Within the data that follows, how many lines contain the word "JSON"? Reply with only the number.

——

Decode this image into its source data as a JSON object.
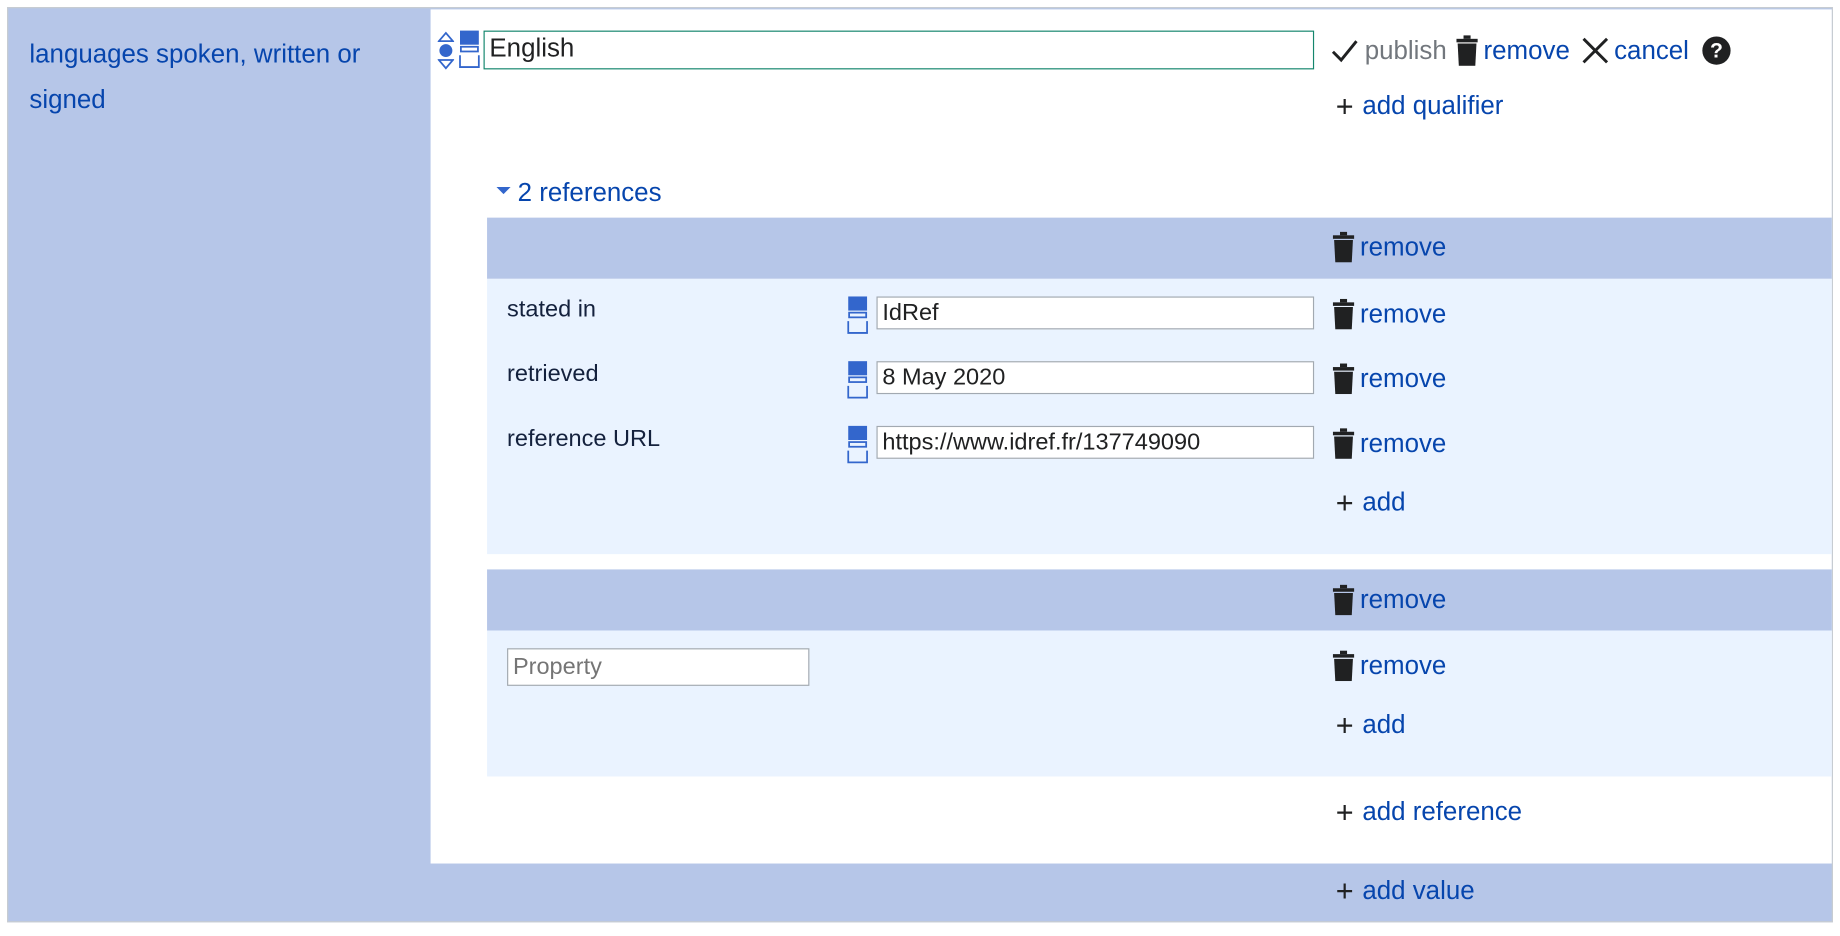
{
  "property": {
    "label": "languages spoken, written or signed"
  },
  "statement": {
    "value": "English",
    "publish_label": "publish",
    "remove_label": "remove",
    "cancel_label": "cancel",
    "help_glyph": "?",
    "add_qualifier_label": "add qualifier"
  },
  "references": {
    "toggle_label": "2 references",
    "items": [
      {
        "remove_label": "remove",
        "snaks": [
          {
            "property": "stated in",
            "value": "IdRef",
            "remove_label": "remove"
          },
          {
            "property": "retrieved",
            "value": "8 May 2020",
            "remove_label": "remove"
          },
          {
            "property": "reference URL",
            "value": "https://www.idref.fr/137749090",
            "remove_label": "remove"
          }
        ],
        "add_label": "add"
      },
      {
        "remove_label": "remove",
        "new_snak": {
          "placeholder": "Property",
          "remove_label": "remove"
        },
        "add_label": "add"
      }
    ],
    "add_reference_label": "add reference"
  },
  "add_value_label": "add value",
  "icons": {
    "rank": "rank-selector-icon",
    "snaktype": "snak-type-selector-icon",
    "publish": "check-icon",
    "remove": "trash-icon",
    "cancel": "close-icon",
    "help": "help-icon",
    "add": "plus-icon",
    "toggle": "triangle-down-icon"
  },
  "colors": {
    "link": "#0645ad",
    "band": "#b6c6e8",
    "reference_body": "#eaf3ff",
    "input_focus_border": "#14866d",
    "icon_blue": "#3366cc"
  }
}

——

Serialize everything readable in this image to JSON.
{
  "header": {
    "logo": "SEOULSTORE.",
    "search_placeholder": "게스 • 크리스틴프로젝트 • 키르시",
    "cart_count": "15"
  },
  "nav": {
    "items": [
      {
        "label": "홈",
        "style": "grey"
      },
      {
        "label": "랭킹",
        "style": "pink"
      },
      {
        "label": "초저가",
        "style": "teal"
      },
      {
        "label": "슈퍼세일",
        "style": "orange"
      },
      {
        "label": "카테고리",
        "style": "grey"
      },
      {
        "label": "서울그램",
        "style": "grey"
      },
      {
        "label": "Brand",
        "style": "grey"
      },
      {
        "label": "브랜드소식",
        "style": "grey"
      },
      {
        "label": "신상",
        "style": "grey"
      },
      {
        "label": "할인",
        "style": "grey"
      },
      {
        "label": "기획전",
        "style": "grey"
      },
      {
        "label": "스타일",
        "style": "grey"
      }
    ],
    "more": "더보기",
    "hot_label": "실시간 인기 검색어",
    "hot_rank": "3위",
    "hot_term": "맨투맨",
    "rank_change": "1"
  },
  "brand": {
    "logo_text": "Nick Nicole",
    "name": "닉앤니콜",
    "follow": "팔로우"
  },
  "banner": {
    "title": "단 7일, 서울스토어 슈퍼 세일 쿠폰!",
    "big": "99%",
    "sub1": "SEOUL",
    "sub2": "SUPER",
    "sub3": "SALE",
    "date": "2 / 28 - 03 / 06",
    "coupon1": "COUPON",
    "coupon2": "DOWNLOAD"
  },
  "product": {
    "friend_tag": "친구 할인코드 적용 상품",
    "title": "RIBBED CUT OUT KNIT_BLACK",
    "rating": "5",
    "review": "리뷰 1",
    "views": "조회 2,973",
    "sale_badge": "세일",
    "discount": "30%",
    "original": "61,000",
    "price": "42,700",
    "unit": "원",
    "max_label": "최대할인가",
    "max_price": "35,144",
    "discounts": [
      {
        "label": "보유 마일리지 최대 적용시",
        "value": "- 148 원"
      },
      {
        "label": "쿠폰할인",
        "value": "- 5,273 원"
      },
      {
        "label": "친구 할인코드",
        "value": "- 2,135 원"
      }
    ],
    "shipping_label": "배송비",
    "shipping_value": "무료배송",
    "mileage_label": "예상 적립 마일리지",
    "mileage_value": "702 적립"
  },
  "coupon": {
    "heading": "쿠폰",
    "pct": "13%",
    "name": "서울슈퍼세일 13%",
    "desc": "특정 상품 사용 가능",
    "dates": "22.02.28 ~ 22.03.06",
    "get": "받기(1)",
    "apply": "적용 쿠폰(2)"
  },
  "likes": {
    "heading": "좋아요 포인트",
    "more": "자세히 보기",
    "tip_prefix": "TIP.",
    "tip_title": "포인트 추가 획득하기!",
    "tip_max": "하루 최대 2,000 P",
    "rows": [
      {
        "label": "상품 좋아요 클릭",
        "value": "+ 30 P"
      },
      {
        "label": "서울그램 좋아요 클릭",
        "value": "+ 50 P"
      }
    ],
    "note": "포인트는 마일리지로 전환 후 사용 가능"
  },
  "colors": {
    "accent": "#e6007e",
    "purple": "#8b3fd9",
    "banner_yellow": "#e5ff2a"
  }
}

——

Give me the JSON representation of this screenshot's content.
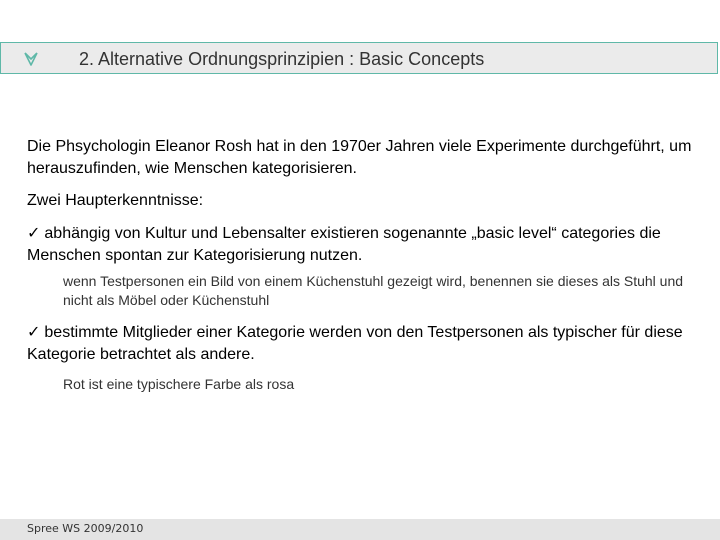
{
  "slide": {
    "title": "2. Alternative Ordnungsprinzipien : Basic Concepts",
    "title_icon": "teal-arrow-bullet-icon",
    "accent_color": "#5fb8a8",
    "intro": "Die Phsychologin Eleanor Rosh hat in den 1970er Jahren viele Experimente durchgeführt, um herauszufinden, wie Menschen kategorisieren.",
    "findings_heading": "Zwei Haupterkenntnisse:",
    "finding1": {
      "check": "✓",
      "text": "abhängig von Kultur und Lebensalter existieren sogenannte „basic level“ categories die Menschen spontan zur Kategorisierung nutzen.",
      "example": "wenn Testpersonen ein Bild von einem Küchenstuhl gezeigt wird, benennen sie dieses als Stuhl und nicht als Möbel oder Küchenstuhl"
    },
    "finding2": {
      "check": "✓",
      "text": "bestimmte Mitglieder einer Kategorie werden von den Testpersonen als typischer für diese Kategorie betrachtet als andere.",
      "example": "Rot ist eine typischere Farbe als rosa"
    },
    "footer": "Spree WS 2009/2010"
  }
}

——

## [THE COMPLETED TASK]
3